Lonely railroads: The feeble revenue

In the Northern region of Vietnam, several age-old train tracks are still being maintained due to social security reasons, though they hardly yield any income. Most of them pass through lonesome areas, where passengers and goods are few and far between. SGGP’s reporters took a ride on some of the trains and saw the peculiarity of it all.
A station staff waiting outside the train to Dong Dang at Gia Lam station. Photo: SGGP
A station staff waiting outside the train to Dong Dang at Gia Lam station. Photo: SGGP

The only parts that make up this Hanoi-Dong Dang train are the driver’s compartment, two passenger cars - only one of which is air-conditioned - and an archaic freight car. The train departs from Long Bien station on weekdays and from Hanoi Train Station on weekends to Dong Dang town in Lang Son province.

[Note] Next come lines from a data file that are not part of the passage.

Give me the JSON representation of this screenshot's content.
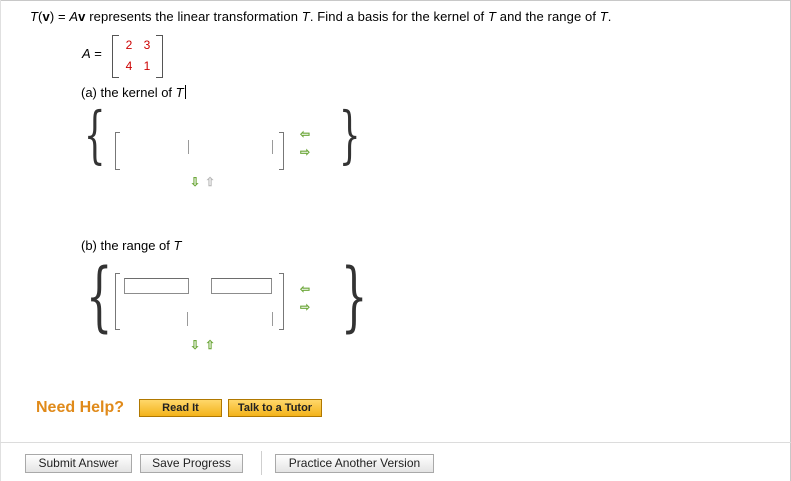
{
  "question": {
    "t": "T",
    "v_open": "(",
    "v": "v",
    "v_close": ")",
    "eq": " = ",
    "a": "A",
    "av_v": "v",
    "text1": " represents the linear transformation ",
    "text2": ". Find a basis for the kernel of ",
    "text3": " and the range of ",
    "text4": "."
  },
  "matrix": {
    "label": "A",
    "eq": " =",
    "cells": [
      [
        "2",
        "3"
      ],
      [
        "4",
        "1"
      ]
    ]
  },
  "part_a": {
    "label_prefix": "(a) the kernel of ",
    "label_var": "T",
    "input_values": [
      "",
      ""
    ]
  },
  "part_b": {
    "label_prefix": "(b) the range of ",
    "label_var": "T",
    "input_values": [
      "",
      "",
      "",
      ""
    ]
  },
  "glyphs": {
    "brace_open": "{",
    "brace_close": "}",
    "arrow_left": "⇦",
    "arrow_right": "⇨",
    "arrow_down": "⇩",
    "arrow_up": "⇧"
  },
  "colors": {
    "matrix_entry": "#cc0000",
    "help_label": "#e08a1a",
    "arrow_active": "#6ea83c",
    "arrow_inactive": "#b8b8b8"
  },
  "help": {
    "label": "Need Help?",
    "read_it": "Read It",
    "talk_tutor": "Talk to a Tutor"
  },
  "footer": {
    "submit": "Submit Answer",
    "save": "Save Progress",
    "practice": "Practice Another Version"
  }
}
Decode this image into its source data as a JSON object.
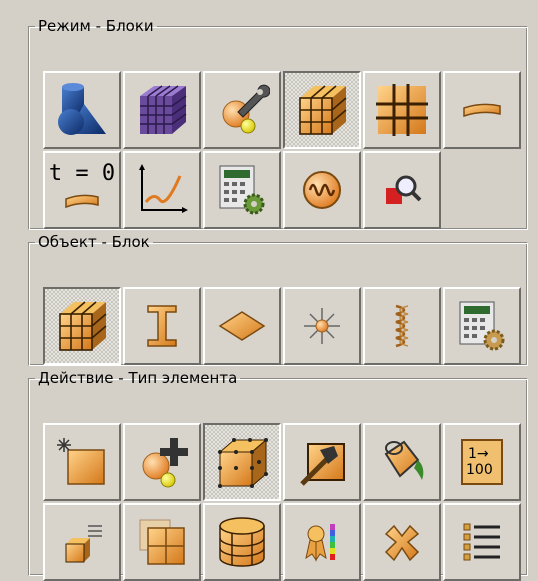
{
  "groups": {
    "mode": {
      "title": "Режим - Блоки",
      "buttons": [
        {
          "icon": "geometry-shapes-icon",
          "pressed": false
        },
        {
          "icon": "purple-mesh-cube-icon",
          "pressed": false
        },
        {
          "icon": "wrench-tools-icon",
          "pressed": false
        },
        {
          "icon": "block-cube-icon",
          "pressed": true
        },
        {
          "icon": "grid-block-icon",
          "pressed": false
        },
        {
          "icon": "strip-icon",
          "pressed": false
        },
        {
          "icon": "time-zero-icon",
          "pressed": false,
          "label": "t = 0"
        },
        {
          "icon": "xy-plot-icon",
          "pressed": false
        },
        {
          "icon": "calculator-settings-icon",
          "pressed": false
        },
        {
          "icon": "waveform-icon",
          "pressed": false
        },
        {
          "icon": "zoom-search-icon",
          "pressed": false
        }
      ]
    },
    "object": {
      "title": "Объект - Блок",
      "buttons": [
        {
          "icon": "block-cube-icon",
          "pressed": true
        },
        {
          "icon": "i-beam-icon",
          "pressed": false
        },
        {
          "icon": "face-diamond-icon",
          "pressed": false
        },
        {
          "icon": "point-vertex-icon",
          "pressed": false
        },
        {
          "icon": "spring-coil-icon",
          "pressed": false
        },
        {
          "icon": "calculator-settings-icon",
          "pressed": false
        }
      ]
    },
    "action": {
      "title": "Действие - Тип элемента",
      "buttons": [
        {
          "icon": "new-block-icon",
          "pressed": false
        },
        {
          "icon": "add-vertex-icon",
          "pressed": false
        },
        {
          "icon": "cube-vertices-icon",
          "pressed": true
        },
        {
          "icon": "hammer-edit-icon",
          "pressed": false
        },
        {
          "icon": "paint-bucket-icon",
          "pressed": false
        },
        {
          "icon": "numbering-icon",
          "pressed": false,
          "label": "1→ 100"
        },
        {
          "icon": "small-cube-list-icon",
          "pressed": false
        },
        {
          "icon": "split-block-icon",
          "pressed": false
        },
        {
          "icon": "cylinder-block-icon",
          "pressed": false
        },
        {
          "icon": "quality-ribbon-icon",
          "pressed": false
        },
        {
          "icon": "delete-x-icon",
          "pressed": false
        },
        {
          "icon": "list-icon",
          "pressed": false
        }
      ]
    }
  },
  "colors": {
    "panel": "#d4d0c8",
    "orange": "#e8a040",
    "orange_dark": "#7a4a10",
    "purple": "#6a4a9a",
    "blue": "#1f4fa0"
  }
}
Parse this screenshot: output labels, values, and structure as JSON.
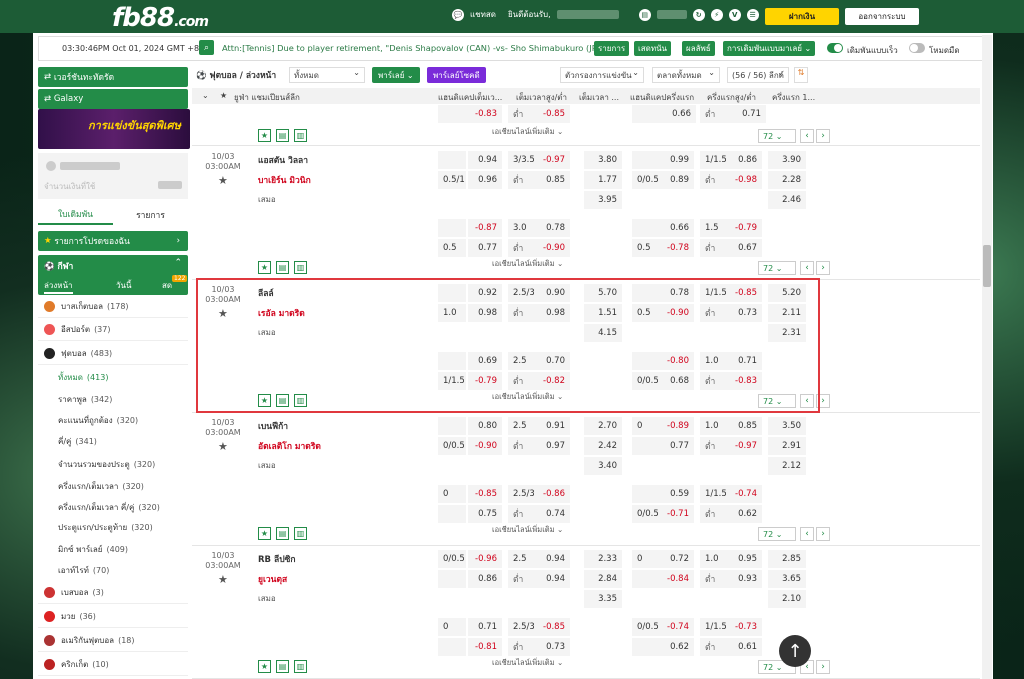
{
  "header": {
    "logo": "fb88",
    "logo_suffix": ".com",
    "chat_label": "แชทสด",
    "welcome": "ยินดีต้อนรับ,",
    "deposit": "ฝากเงิน",
    "logout": "ออกจากระบบ"
  },
  "ticker": {
    "time": "03:30:46PM Oct 01, 2024 GMT +8",
    "text": "Attn:[Tennis] Due to player retirement, \"Denis Shapovalov (CAN) -vs- Sho Shimabukuro (JPN)\"",
    "btn1": "รายการ",
    "btn2": "เสดทนัน",
    "btn3": "ผลลัพธ์",
    "btn4": "การเดิมพันแบบมาเลย์ ⌄",
    "toggle1": "เดิมพันแบบเร็ว",
    "toggle2": "โหมดมืด"
  },
  "sidebar": {
    "virtual": "เวอร์ชันทะทัดรัด",
    "galaxy": "Galaxy",
    "banner": "การแข่งขันสุดพิเศษ",
    "balance_label": "จำนวนเงินที่ใช้",
    "tab1": "ใบเดิมพัน",
    "tab2": "รายการ",
    "favorites": "รายการโปรดของฉัน",
    "sports_label": "กีฬา",
    "sub1": "ล่วงหน้า",
    "sub2": "วันนี้",
    "sub3": "สด",
    "live_badge": "122",
    "items": [
      {
        "label": "บาสเก็ตบอล",
        "count": "(178)"
      },
      {
        "label": "อีสปอร์ต",
        "count": "(37)"
      },
      {
        "label": "ฟุตบอล",
        "count": "(483)"
      }
    ],
    "subitems": [
      {
        "label": "ทั้งหมด",
        "count": "(413)"
      },
      {
        "label": "ราคาพูล",
        "count": "(342)"
      },
      {
        "label": "คะแนนที่ถูกต้อง",
        "count": "(320)"
      },
      {
        "label": "คี่/คู่",
        "count": "(341)"
      },
      {
        "label": "จำนวนรวมของประตู",
        "count": "(320)"
      },
      {
        "label": "ครึ่งแรก/เต็มเวลา",
        "count": "(320)"
      },
      {
        "label": "ครึ่งแรก/เต็มเวลา คี่/คู่",
        "count": "(320)"
      },
      {
        "label": "ประตูแรก/ประตูท้าย",
        "count": "(320)"
      },
      {
        "label": "มิกซ์ พาร์เลย์",
        "count": "(409)"
      },
      {
        "label": "เอาท์ไรท์",
        "count": "(70)"
      }
    ],
    "items2": [
      {
        "label": "เบสบอล",
        "count": "(3)"
      },
      {
        "label": "มวย",
        "count": "(36)"
      },
      {
        "label": "อเมริกันฟุตบอล",
        "count": "(18)"
      },
      {
        "label": "คริกเก็ต",
        "count": "(10)"
      }
    ]
  },
  "main": {
    "title": "ฟุตบอล / ล่วงหน้า",
    "filter": "ทั้งหมด",
    "parlay": "พาร์เลย์",
    "parlay_plus": "พาร์เลย์โซคดี",
    "league_filter": "ตัวกรองการแข่งขัน",
    "market_filter": "ตลาดทั้งหมด",
    "league_count": "(56 / 56) ลีกค์",
    "col_league": "ยูฟ่า แชมเปียนส์ลีก",
    "col1": "แฮนดิแคปเต็มเว...",
    "col2": "เต็มเวลาสูง/ต่ำ",
    "col3": "เต็มเวลา ...",
    "col4": "แฮนดิแคปครึ่งแรก",
    "col5": "ครึ่งแรกสูง/ต่ำ",
    "col6": "ครึ่งแรก 1...",
    "more": "เอเชียนไลน์เพิ่มเติม ⌄",
    "page": "72",
    "top": {
      "r1": [
        "-0.83",
        "ต่ำ",
        "-0.85",
        "0.66",
        "ต่ำ",
        "0.71"
      ]
    },
    "matches": [
      {
        "date": "10/03",
        "time": "03:00AM",
        "home": "แอสตัน วิลลา",
        "away": "บาเยิร์น มิวนิก",
        "draw": "เสมอ",
        "a1": [
          "",
          "0.94",
          "3/3.5",
          "-0.97",
          "3.80",
          "",
          "0.99",
          "1/1.5",
          "0.86",
          "3.90"
        ],
        "a2": [
          "0.5/1",
          "0.96",
          "ต่ำ",
          "0.85",
          "1.77",
          "0/0.5",
          "0.89",
          "ต่ำ",
          "-0.98",
          "2.28"
        ],
        "a3": [
          "3.95",
          "2.46"
        ],
        "b1": [
          "",
          "-0.87",
          "3.0",
          "0.78",
          "",
          "0.66",
          "1.5",
          "-0.79"
        ],
        "b2": [
          "0.5",
          "0.77",
          "ต่ำ",
          "-0.90",
          "0.5",
          "-0.78",
          "ต่ำ",
          "0.67"
        ]
      },
      {
        "date": "10/03",
        "time": "03:00AM",
        "home": "ลีลล์",
        "away": "เรอัล มาดริด",
        "draw": "เสมอ",
        "a1": [
          "",
          "0.92",
          "2.5/3",
          "0.90",
          "5.70",
          "",
          "0.78",
          "1/1.5",
          "-0.85",
          "5.20"
        ],
        "a2": [
          "1.0",
          "0.98",
          "ต่ำ",
          "0.98",
          "1.51",
          "0.5",
          "-0.90",
          "ต่ำ",
          "0.73",
          "2.11"
        ],
        "a3": [
          "4.15",
          "2.31"
        ],
        "b1": [
          "",
          "0.69",
          "2.5",
          "0.70",
          "",
          "-0.80",
          "1.0",
          "0.71"
        ],
        "b2": [
          "1/1.5",
          "-0.79",
          "ต่ำ",
          "-0.82",
          "0/0.5",
          "0.68",
          "ต่ำ",
          "-0.83"
        ]
      },
      {
        "date": "10/03",
        "time": "03:00AM",
        "home": "เบนฟีก้า",
        "away": "อัตเลติโก มาดริด",
        "draw": "เสมอ",
        "a1": [
          "",
          "0.80",
          "2.5",
          "0.91",
          "2.70",
          "0",
          "-0.89",
          "1.0",
          "0.85",
          "3.50"
        ],
        "a2": [
          "0/0.5",
          "-0.90",
          "ต่ำ",
          "0.97",
          "2.42",
          "",
          "0.77",
          "ต่ำ",
          "-0.97",
          "2.91"
        ],
        "a3": [
          "3.40",
          "2.12"
        ],
        "b1": [
          "0",
          "-0.85",
          "2.5/3",
          "-0.86",
          "",
          "0.59",
          "1/1.5",
          "-0.74"
        ],
        "b2": [
          "",
          "0.75",
          "ต่ำ",
          "0.74",
          "0/0.5",
          "-0.71",
          "ต่ำ",
          "0.62"
        ]
      },
      {
        "date": "10/03",
        "time": "03:00AM",
        "home": "RB ลีปซิก",
        "away": "ยูเวนตุส",
        "draw": "เสมอ",
        "a1": [
          "0/0.5",
          "-0.96",
          "2.5",
          "0.94",
          "2.33",
          "0",
          "0.72",
          "1.0",
          "0.95",
          "2.85"
        ],
        "a2": [
          "",
          "0.86",
          "ต่ำ",
          "0.94",
          "2.84",
          "",
          "-0.84",
          "ต่ำ",
          "0.93",
          "3.65"
        ],
        "a3": [
          "3.35",
          "2.10"
        ],
        "b1": [
          "0",
          "0.71",
          "2.5/3",
          "-0.85",
          "0/0.5",
          "-0.74",
          "1/1.5",
          "-0.73"
        ],
        "b2": [
          "",
          "-0.81",
          "ต่ำ",
          "0.73",
          "",
          "0.62",
          "ต่ำ",
          "0.61"
        ]
      }
    ]
  },
  "colors": {
    "green": "#238c48",
    "red": "#d0021b",
    "highlight": "#e0383e"
  }
}
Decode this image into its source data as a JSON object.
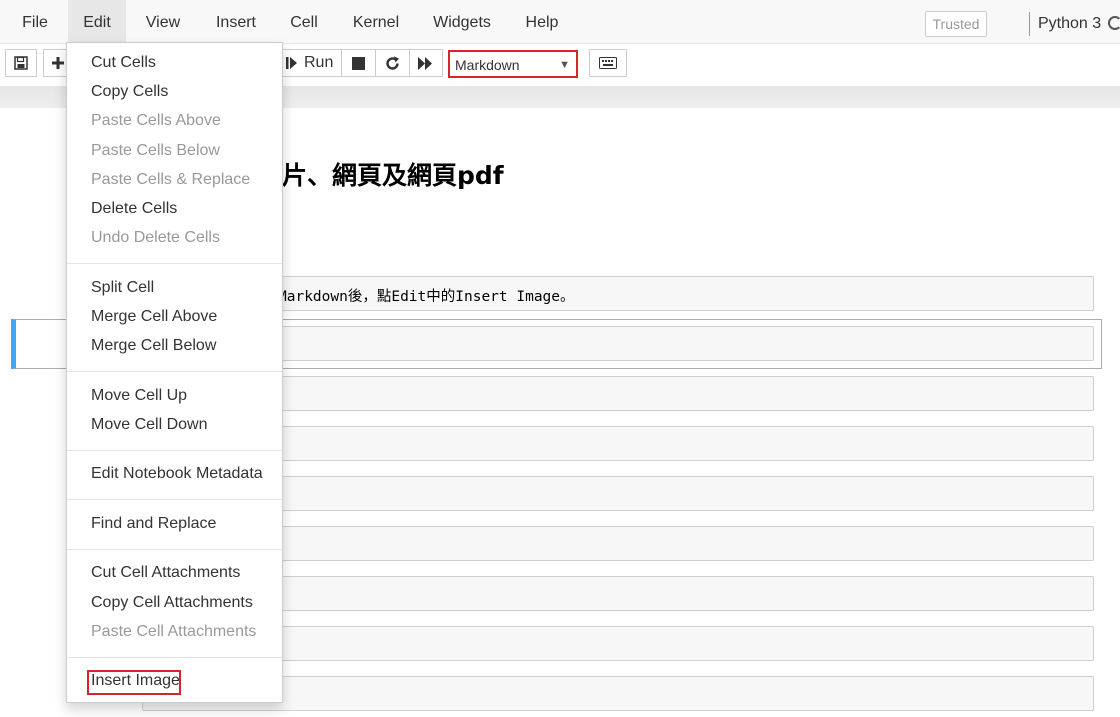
{
  "menubar": {
    "items": [
      "File",
      "Edit",
      "View",
      "Insert",
      "Cell",
      "Kernel",
      "Widgets",
      "Help"
    ],
    "trusted": "Trusted",
    "kernel": "Python 3"
  },
  "toolbar": {
    "run_label": "Run",
    "cell_type": "Markdown",
    "highlight_color": "#d9232d"
  },
  "notebook": {
    "title": "片、網頁及網頁pdf",
    "first_cell_text": "Markdown後，點Edit中的Insert Image。",
    "selected_cell_color": "#42a5f5"
  },
  "edit_menu": {
    "items": [
      {
        "label": "Cut Cells",
        "disabled": false
      },
      {
        "label": "Copy Cells",
        "disabled": false
      },
      {
        "label": "Paste Cells Above",
        "disabled": true
      },
      {
        "label": "Paste Cells Below",
        "disabled": true
      },
      {
        "label": "Paste Cells & Replace",
        "disabled": true
      },
      {
        "label": "Delete Cells",
        "disabled": false
      },
      {
        "label": "Undo Delete Cells",
        "disabled": true
      },
      {
        "label": "Split Cell",
        "disabled": false
      },
      {
        "label": "Merge Cell Above",
        "disabled": false
      },
      {
        "label": "Merge Cell Below",
        "disabled": false
      },
      {
        "label": "Move Cell Up",
        "disabled": false
      },
      {
        "label": "Move Cell Down",
        "disabled": false
      },
      {
        "label": "Edit Notebook Metadata",
        "disabled": false
      },
      {
        "label": "Find and Replace",
        "disabled": false
      },
      {
        "label": "Cut Cell Attachments",
        "disabled": false
      },
      {
        "label": "Copy Cell Attachments",
        "disabled": false
      },
      {
        "label": "Paste Cell Attachments",
        "disabled": true
      },
      {
        "label": "Insert Image",
        "disabled": false
      }
    ]
  }
}
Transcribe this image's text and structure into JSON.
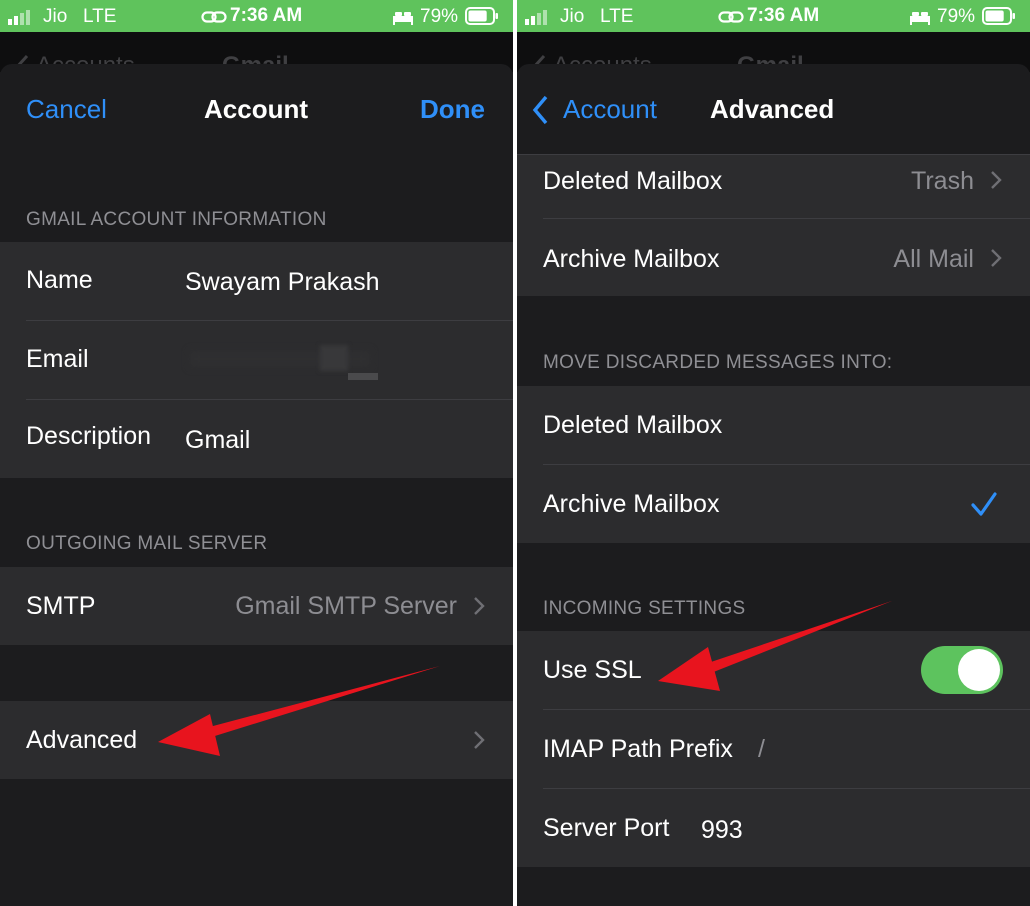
{
  "status_bar": {
    "carrier": "Jio",
    "network": "LTE",
    "time": "7:36 AM",
    "battery_percent": "79%",
    "battery_level": 0.79,
    "background_color": "#5fc35c"
  },
  "colors": {
    "accent": "#2f8ff8",
    "toggle_on": "#5dc35e",
    "arrow": "#e8141e",
    "cell_background": "#2c2c2e",
    "page_background": "#1c1c1e"
  },
  "left_screen": {
    "background_nav": {
      "back_label": "Accounts",
      "title": "Gmail"
    },
    "nav": {
      "cancel_label": "Cancel",
      "title": "Account",
      "done_label": "Done"
    },
    "account_info": {
      "header": "GMAIL ACCOUNT INFORMATION",
      "rows": [
        {
          "label": "Name",
          "value": "Swayam Prakash"
        },
        {
          "label": "Email",
          "value": ""
        },
        {
          "label": "Description",
          "value": "Gmail"
        }
      ]
    },
    "outgoing": {
      "header": "OUTGOING MAIL SERVER",
      "smtp_label": "SMTP",
      "smtp_value": "Gmail SMTP Server"
    },
    "advanced_label": "Advanced"
  },
  "right_screen": {
    "background_nav": {
      "back_label": "Accounts",
      "title": "Gmail"
    },
    "nav": {
      "back_label": "Account",
      "title": "Advanced"
    },
    "mailbox_behaviors": [
      {
        "label": "Deleted Mailbox",
        "value": "Trash"
      },
      {
        "label": "Archive Mailbox",
        "value": "All Mail"
      }
    ],
    "discarded": {
      "header": "MOVE DISCARDED MESSAGES INTO:",
      "options": [
        {
          "label": "Deleted Mailbox",
          "selected": false
        },
        {
          "label": "Archive Mailbox",
          "selected": true
        }
      ]
    },
    "incoming": {
      "header": "INCOMING SETTINGS",
      "use_ssl_label": "Use SSL",
      "use_ssl_on": true,
      "imap_prefix_label": "IMAP Path Prefix",
      "imap_prefix_value": "/",
      "server_port_label": "Server Port",
      "server_port_value": "993"
    }
  }
}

Tickets for a seat on the priciet part of this train, which is the air-conditioned car with cushioned chairs, are sold at a “whopping” VND89,000 (about US$3.8). The route is 162km long, treading across Hanoi, Bac Ninh, Bac Giang and Lang Son, stopping at every halts to hopefully come across passengers.

Lonely railroads: The feeble revenue ảnh 1 The barely occupied platforms. Photo: SGGP/MINH PHONG
Lonely railroads: The feeble revenue ảnh 2 The mostly empty passenger cars. Photo: SGGP/MINH PHONG

When the train paused at Pho Trang stop near Bac Giang province, the spirits of boarding passengers seemed almost as stagnant as the air in those empty cars. Only when a woman climbed aboard with five quacking ducks did the scene lightened up a bit, and everyone’s sluggish mood seemingly faded, albeit for just a short while.

On average, each daily trip can pick up some dozen passengers. “I always wait till we reach the final station to count the money; that’s when it’s added up to a fulfilling amount”, said the conductor Nguyen Van Tuan, one of the 15 staff members onboard.

Arriving in Dong Dang after a nearly 5-hour ride, Tuan reported that they earned a total of VND2.986 million (about US$128.5) for the trip. As for the return trip, that number dropped to VND2.7 million (about US$116.2).

Slow and desolated ride

The Yen Vien (Hanoi) - Ha Long (Quang Ninh) route is 163km in length, with running time of up to 7 hours at a speed of 20-40km per hour. People had thought that the newly built private airport in Van Don would attract more train passengers, but that apparently was not the case.

The train departs at dawn every day, carrying five staff members and three small traders that are frequent passengers. SGGP’s reporters were told by the ticket collector that no tourist or regular passenger would ever board this train.

According to the conductor Nguyen Trung Ngan, the only people that take the train are small traders and people with motion sickness. Daily ticket sales usually bring in VND4 million (about US$172.3).

Lonely railroads: The feeble revenue ảnh 3 Travelling merchants set up hammocks to look after their goods. Photo: SGGP/MINH PHONG

A promising new track was setting in motion in 2005, aiming to connect Yen Vien, Pha Lai, Ha Long and Cai Lan stations with trains that would travel at 120km per hour, but was delayed and eventually aborted altogether.

Aimed to connect international railways to China and then Europe, Hanoi - Dong Dang was the first rail route in Vietnam with an additional 1,435mm gauged railway. It was reasonably expected to promote both trading efficiency and tourism.

The 1.435mm gauge was put into commercial use from May of 2015 and helped shorten the Hanoi - Dong Dang trip from 5.5 hours down to 3.5 hours.

In reality however, it could not make up for all the lost passengers, and the railway had to be discontinued in September of 2016, with only the 1,000mm gauge train still running. In the period of 2016 and 2017, the track has lost more than VND20 billion (about US$860,000). Its estimated revenue for 2019 is a humble VND1.8 billion (about US$77,000).

In 2017, the Yen Vien - Ha Long saw 724 trips with a revenue of almost VND2 billion (about US$86,000). But once all maintenance and management costs were taken into account, the actual amount left is negative VND14 billion (-US$601,000). The estimated revenue for this track in 2019 is about 1.4 billion (about US$60,100), notwithstanding production and business costs of more than VND11 billion (about US$472,000).

Since 2016, both the Vinh - Dong Hoi and Hue - Dong Hoi tracks have also been put out of service due to financial losses.

Relatively speaking, currently there are some dozens travel agencies that have signed long term whole-car lease contracts on these trains, mainly for touristic purposes. For the Hanoi - Lao Cai train, a ticket from these agencies costs around VND600,000 (about US$25.8), some even reaching VND2.1 million (about US$90.2). The fact that investors can still maintain their business with such high ticket prices more or less proves that short distance trips with improved service are still popular with tourists.